_STUDY MATERIAL:_
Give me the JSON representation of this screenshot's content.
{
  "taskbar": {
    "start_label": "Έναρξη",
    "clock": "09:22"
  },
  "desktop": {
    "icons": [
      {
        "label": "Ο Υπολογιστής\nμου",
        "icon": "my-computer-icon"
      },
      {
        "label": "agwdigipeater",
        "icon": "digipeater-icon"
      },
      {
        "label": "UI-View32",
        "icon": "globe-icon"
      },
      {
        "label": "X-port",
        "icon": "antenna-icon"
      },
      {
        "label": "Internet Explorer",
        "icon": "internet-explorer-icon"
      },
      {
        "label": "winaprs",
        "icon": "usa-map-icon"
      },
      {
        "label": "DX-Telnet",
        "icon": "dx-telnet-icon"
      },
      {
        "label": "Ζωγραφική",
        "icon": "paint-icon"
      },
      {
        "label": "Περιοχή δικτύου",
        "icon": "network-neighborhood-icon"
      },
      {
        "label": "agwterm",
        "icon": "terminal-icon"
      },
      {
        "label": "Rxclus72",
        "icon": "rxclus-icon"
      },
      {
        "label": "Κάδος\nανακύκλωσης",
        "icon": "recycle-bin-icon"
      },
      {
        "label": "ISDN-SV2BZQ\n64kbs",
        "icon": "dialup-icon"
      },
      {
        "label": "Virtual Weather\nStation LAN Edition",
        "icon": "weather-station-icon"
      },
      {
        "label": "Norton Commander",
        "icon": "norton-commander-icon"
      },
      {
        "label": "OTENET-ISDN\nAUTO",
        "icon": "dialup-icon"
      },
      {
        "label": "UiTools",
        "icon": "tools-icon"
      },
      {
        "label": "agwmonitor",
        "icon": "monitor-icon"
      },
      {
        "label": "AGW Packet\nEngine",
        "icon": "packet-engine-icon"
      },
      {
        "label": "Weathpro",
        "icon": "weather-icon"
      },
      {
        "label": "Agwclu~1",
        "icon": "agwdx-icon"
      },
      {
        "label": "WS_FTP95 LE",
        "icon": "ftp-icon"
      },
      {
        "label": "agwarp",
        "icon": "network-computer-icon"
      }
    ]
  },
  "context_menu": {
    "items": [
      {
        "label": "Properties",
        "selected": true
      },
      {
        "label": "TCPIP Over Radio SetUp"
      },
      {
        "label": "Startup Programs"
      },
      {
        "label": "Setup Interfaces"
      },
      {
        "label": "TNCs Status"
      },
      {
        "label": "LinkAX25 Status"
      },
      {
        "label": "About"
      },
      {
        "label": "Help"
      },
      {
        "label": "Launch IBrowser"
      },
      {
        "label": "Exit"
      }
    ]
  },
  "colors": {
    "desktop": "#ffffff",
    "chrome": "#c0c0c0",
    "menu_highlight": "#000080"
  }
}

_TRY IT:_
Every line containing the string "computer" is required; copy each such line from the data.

_EXERCISE SOLUTION:_
        "icon": "my-computer-icon"
        "icon": "network-computer-icon"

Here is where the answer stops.